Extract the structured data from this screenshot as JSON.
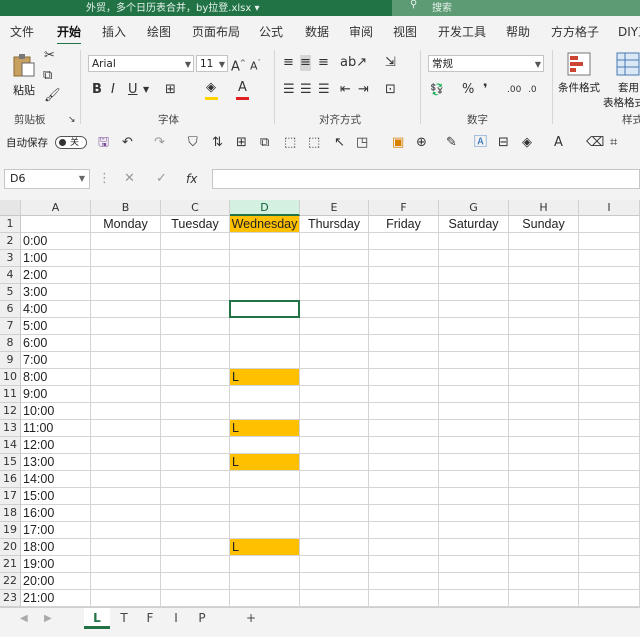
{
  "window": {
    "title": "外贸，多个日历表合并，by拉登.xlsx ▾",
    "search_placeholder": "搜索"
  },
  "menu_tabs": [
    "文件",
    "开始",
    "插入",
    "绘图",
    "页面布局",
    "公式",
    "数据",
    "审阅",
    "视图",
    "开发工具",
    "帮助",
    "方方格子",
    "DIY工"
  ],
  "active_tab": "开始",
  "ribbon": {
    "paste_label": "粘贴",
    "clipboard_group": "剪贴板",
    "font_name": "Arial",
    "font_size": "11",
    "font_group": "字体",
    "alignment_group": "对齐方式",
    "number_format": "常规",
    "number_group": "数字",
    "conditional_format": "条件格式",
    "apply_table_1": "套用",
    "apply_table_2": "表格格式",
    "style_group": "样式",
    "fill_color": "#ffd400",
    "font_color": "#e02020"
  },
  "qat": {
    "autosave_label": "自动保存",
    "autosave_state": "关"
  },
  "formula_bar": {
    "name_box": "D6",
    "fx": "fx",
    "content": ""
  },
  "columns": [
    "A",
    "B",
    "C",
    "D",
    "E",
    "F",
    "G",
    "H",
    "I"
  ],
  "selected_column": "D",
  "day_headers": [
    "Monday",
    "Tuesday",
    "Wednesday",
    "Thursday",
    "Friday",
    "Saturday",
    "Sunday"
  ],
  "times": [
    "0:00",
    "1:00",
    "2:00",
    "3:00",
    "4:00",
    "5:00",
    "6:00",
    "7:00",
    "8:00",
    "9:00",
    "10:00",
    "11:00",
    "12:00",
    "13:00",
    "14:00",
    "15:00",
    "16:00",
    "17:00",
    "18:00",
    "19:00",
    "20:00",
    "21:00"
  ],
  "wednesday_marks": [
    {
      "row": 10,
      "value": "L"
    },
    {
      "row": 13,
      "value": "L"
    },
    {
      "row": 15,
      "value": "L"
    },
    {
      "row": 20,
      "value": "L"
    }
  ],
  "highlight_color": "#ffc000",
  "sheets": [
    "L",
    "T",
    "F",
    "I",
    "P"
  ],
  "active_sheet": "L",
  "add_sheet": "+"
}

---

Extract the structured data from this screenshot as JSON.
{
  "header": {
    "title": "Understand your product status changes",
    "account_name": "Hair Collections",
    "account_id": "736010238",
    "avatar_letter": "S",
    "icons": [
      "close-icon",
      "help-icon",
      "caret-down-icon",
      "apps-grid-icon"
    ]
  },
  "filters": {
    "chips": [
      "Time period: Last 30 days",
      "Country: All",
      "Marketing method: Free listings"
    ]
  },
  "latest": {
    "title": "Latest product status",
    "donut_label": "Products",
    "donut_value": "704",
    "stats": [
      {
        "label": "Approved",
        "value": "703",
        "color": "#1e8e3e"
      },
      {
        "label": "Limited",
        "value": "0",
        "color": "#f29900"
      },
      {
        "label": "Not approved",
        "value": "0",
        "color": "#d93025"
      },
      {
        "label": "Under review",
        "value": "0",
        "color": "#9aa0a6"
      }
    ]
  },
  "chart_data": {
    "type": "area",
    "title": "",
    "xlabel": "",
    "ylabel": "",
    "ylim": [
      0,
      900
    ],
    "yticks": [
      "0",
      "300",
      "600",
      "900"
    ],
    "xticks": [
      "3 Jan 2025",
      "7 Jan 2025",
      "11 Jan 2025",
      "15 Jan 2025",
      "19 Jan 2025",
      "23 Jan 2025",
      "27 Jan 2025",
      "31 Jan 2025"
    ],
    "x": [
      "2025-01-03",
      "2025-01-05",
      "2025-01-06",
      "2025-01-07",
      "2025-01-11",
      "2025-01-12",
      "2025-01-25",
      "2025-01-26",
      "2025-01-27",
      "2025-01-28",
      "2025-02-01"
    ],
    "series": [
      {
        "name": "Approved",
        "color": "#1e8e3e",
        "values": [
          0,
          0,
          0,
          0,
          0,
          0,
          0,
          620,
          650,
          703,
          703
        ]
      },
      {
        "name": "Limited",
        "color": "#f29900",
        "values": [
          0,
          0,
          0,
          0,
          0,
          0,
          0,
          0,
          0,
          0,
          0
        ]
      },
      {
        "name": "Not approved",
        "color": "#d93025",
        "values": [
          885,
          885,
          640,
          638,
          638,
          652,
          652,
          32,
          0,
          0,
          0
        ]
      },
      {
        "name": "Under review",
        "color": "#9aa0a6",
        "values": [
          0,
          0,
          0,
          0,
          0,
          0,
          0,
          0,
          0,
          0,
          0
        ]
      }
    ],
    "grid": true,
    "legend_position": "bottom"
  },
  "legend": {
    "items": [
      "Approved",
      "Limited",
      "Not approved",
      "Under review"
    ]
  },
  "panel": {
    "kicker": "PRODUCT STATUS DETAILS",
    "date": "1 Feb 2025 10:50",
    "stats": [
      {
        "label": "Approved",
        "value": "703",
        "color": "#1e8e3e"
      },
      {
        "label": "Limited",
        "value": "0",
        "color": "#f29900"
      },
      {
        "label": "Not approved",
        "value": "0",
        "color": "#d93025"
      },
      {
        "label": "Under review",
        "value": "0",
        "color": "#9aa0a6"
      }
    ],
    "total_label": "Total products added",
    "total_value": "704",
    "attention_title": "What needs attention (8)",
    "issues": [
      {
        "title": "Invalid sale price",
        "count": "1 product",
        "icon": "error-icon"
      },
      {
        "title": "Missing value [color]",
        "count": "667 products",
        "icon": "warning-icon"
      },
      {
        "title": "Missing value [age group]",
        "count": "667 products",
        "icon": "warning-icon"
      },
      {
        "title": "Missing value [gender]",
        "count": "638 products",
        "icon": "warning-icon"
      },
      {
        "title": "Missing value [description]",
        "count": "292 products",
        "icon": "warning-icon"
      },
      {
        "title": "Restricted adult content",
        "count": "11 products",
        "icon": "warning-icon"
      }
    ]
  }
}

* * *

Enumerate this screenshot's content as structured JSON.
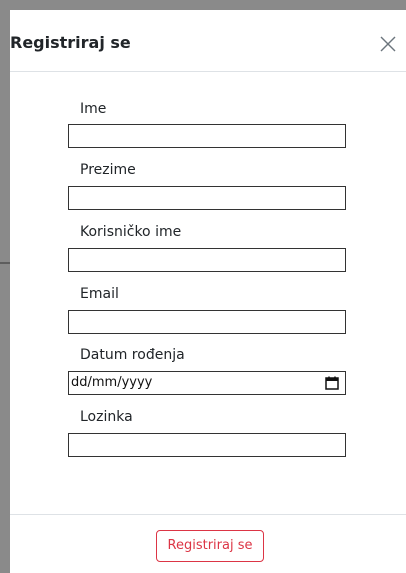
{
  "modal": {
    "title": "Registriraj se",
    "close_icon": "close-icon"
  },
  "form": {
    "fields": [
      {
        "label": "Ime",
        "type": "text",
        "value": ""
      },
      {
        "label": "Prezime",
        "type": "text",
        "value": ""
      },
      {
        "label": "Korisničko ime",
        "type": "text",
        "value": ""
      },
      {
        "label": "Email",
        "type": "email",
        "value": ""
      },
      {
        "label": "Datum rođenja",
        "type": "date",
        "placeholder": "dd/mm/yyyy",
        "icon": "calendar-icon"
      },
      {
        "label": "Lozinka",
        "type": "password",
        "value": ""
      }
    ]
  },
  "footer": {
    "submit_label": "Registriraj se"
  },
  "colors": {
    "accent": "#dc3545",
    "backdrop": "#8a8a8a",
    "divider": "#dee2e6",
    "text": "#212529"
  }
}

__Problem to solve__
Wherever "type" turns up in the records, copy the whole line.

__Response__
    "type": "area",
        "type": "text",
        "type": "text",
        "type": "text",
        "type": "email",
        "type": "date",
        "type": "password",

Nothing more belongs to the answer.